Passion, desire, the erotic – supposedly emotions and feelings that ought to be avoided or at least strictly controlled by any person of faith who deems herself holy. Let’s (re)consider (from a Christian perspective):
“Asceticism – the denial of desire and pleasure as an act of religious devotion – is not really a pronounced biblical theme. . . . [It] really develops after the biblical period in the third century C.E., mostly with the desert hermits, who renounced worldly affairs for a desert of silence and hardship in service to God, and then with monastic orders beginning in the fourth century.”
Too often, too much Christians forget and/or deny our roots:
“Desire [in the Hebrew Bible/Old Testament] is not something to be suppressed, discarded, or channeled strictly into religious devotion, but is presented as simply a facet of human life. . . . Desire itself is nowhere prohibited, just redirected or schooled.”
Let’s not even mention the erotic! Fear displaces erotica to a hidden and banned place in our lives when ought to be honored and utilized toward a fullness, a robust sense of being and doing.
“Audre Lorde describes the erotic as somewhere between our ‘sense of self and the chaos of our strongest feelings.’ That edge is both potentially disruptive and the source of our vital energies. This is why, for Lorde, it is worth the time to explore and celebrate sexuality. It is the resource for our truest selves and our creativity.”
How aware are we that chasing such a foundational and critical part of ourselves does more harm than good – for the self and for the communities in which we live?
“[L]onging tells us about ourselves: who we are is our desire, what our soul loves. It need not be ignored, downplayed, or even displaced. And even if we opt to ignore our desire, Freud’s caution is that it haunts and scripts our life nevertheless in muted (or not so muted) screams of need, neuroses, and desolation. What is truest about our inner selves, our souls, is certainly worth knowing.”

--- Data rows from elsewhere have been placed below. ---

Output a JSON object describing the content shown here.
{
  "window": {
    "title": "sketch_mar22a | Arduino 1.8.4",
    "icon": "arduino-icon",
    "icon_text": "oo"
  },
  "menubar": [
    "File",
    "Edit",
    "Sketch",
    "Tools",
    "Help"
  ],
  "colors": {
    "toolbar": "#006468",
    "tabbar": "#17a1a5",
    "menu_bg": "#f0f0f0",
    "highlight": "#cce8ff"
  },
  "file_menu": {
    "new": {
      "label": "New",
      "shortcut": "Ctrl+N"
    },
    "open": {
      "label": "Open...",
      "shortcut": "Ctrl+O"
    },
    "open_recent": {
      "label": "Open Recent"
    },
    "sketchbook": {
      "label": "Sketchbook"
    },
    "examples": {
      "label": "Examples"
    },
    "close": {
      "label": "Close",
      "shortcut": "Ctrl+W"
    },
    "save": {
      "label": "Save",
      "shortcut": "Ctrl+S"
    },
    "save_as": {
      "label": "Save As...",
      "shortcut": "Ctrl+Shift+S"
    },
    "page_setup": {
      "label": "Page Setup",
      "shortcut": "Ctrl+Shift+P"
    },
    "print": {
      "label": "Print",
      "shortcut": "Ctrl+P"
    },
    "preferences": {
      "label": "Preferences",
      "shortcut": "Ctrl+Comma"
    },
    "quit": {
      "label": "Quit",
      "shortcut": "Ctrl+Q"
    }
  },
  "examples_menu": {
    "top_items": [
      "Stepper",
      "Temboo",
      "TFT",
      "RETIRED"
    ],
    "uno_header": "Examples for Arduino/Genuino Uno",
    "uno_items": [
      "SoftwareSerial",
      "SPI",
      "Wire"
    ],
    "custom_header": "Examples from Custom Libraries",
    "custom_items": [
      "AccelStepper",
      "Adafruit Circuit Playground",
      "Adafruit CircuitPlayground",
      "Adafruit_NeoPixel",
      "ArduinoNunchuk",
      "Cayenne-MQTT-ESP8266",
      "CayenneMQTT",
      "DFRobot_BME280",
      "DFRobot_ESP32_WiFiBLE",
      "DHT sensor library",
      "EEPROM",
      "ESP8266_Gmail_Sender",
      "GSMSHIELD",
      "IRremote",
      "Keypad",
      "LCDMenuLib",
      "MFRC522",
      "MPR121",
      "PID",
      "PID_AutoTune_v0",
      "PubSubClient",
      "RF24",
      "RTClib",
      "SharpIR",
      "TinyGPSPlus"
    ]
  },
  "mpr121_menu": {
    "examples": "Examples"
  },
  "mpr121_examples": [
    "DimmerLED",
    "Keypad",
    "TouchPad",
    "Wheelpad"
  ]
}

Let’s put on our big-girl panties, allowing ourselves to (re)discover, accept, embrace, and share exactly who we are with all of our desires fueling truth, awareness, and knowledge!
Walsh citations – Carey Ellen Walsh, Exquisite Desire: Religion, the Erotic, and the Song of Songs – part of the second chapter, “Erotics in the Bible”
(c) 2012 candi dugas, llc